Ukraine is now under brutal attack, with tens of thousands of Russian troops moving through its eastern provinces, along its northern border and its southern coast. For like the Russian czars before him—like Stalin, like Lenin—Putin also perceives Ukrainianness as a threat. Not a military threat, but an ideological threat. Ukraine's determination to become a democracy is a genuine challenge to Putin's nostalgic, imperial political project: the creation of an autocratic kleptocracy, in which he is all-powerful, within something approximating the old Soviet empire. Ukraine undermines this project just by existing as an independent state. By striving for something better, for freedom and prosperity, Ukraine becomes a dangerous rival. For if Ukraine were to succeed in its decades-long push for democracy, the rule of law and European integration, then Russians might ask: Why not us?

On Thursday, in the hours after the invasion began, Mounk, a contributing editor at The Atlantic, wrote that Putin had finally stopped pretending there was a diplomatic solution to the standoff in Ukraine, signaling that "Putin no longer intends to let even the most basic international norms—like the prohibition on territorial conquest by military means—limit his ambitions." The move, Mounk wrote, harkens "the beginning of a new era of naked power politics," and that democratic nations are losing their grip, citing a new Freedom House report on the state of democracy in the world.

In 2021, the number of countries moving away from democracy once again exceeded the number of countries moving toward it by a big margin. Democratic institutions and civil rights deteriorated in 60 countries, with Afghanistan, Nicaragua, Tunisia, and Sudan experiencing especially precipitous declines. At the beginning of the democratic recession, about half of the world's population lived in a country classified as "free." Now only two out of every 10 people do, while four in 10 live in "partly free" nations like India, and another four in 10 live in "unfree" nations like Saudi Arabia…As Russian troops advance toward Kyiv, democracy is no longer the only game on the global stage. And so the coming decades won't just pit democracies against autocracies in key territorial battlegrounds like Ukraine. They will also pit the defenders of democracy against those who blatantly reject the supposed decadence of popular self-determination in the sphere of ideas.

Mounk warns that dictators around the world are beginning to unmask, revealing authoritarian tendencies and unleashing enormous military strength to meet imperial goals. The challenge, he writes, is that "many democracies are now rife with acrid divisions and face domestic challenges to their stability," complicating the international response to such strong-arm tactics.
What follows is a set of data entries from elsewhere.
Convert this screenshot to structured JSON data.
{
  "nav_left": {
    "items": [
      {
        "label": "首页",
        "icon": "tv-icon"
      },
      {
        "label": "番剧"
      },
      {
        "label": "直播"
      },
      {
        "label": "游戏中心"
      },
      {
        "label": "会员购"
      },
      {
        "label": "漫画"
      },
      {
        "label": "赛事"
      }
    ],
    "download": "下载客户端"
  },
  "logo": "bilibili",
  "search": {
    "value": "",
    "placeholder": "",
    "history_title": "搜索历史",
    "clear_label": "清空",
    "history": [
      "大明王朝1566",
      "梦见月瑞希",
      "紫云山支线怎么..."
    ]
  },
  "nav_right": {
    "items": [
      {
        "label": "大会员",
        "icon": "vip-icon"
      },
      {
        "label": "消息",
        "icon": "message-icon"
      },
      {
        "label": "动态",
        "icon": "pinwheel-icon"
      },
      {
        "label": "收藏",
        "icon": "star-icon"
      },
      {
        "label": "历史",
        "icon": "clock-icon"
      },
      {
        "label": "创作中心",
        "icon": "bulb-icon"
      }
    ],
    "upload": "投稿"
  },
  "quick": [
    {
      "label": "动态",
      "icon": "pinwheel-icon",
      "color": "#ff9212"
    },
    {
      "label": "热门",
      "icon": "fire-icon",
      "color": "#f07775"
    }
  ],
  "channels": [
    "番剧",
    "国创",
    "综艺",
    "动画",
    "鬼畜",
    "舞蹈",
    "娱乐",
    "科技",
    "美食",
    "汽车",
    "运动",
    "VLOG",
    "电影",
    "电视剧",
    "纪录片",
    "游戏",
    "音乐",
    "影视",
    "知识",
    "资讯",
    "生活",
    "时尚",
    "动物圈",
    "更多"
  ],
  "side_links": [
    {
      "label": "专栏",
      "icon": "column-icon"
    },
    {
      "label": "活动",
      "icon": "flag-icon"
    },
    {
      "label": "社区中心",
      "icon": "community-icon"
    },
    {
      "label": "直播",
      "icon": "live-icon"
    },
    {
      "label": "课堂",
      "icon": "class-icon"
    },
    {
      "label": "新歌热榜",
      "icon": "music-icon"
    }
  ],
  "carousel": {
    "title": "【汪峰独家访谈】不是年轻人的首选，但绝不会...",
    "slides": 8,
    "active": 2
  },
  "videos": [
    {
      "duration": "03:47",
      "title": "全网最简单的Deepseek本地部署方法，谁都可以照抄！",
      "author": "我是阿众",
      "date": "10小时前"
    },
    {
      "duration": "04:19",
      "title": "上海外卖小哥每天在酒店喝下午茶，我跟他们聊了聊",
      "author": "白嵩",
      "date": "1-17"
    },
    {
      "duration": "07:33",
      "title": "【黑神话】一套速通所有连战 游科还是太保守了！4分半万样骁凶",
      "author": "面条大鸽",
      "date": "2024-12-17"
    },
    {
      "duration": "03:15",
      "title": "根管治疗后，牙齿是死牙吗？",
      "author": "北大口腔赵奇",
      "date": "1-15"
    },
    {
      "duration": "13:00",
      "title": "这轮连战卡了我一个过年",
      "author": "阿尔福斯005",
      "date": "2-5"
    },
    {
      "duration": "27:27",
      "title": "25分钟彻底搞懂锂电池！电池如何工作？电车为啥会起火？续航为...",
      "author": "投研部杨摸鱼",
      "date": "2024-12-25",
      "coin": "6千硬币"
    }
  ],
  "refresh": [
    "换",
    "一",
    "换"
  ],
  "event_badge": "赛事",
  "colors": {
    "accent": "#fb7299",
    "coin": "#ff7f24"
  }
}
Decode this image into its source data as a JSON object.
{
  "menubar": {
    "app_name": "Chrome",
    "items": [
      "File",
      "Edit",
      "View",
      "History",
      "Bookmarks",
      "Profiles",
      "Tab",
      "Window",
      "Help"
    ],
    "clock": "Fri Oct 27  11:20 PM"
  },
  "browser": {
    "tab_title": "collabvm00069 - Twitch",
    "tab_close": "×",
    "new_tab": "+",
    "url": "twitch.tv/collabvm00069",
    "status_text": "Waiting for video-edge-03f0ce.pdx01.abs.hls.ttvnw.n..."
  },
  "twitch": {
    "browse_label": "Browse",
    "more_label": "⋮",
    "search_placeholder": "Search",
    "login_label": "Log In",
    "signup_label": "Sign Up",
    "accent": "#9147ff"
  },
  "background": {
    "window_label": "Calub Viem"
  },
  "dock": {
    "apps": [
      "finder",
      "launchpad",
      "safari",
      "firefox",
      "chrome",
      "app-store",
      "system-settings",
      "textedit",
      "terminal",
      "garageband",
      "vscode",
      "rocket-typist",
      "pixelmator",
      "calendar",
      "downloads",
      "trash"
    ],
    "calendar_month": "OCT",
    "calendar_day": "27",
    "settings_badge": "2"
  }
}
Still, as Applebaum writes about Ukraine, there are people around the world "willing to dedicate their lives to fighting corruption, to deepening democracy, to remain sovereign and free."

As the clash over global democracy intensifies, the stakes could not be higher.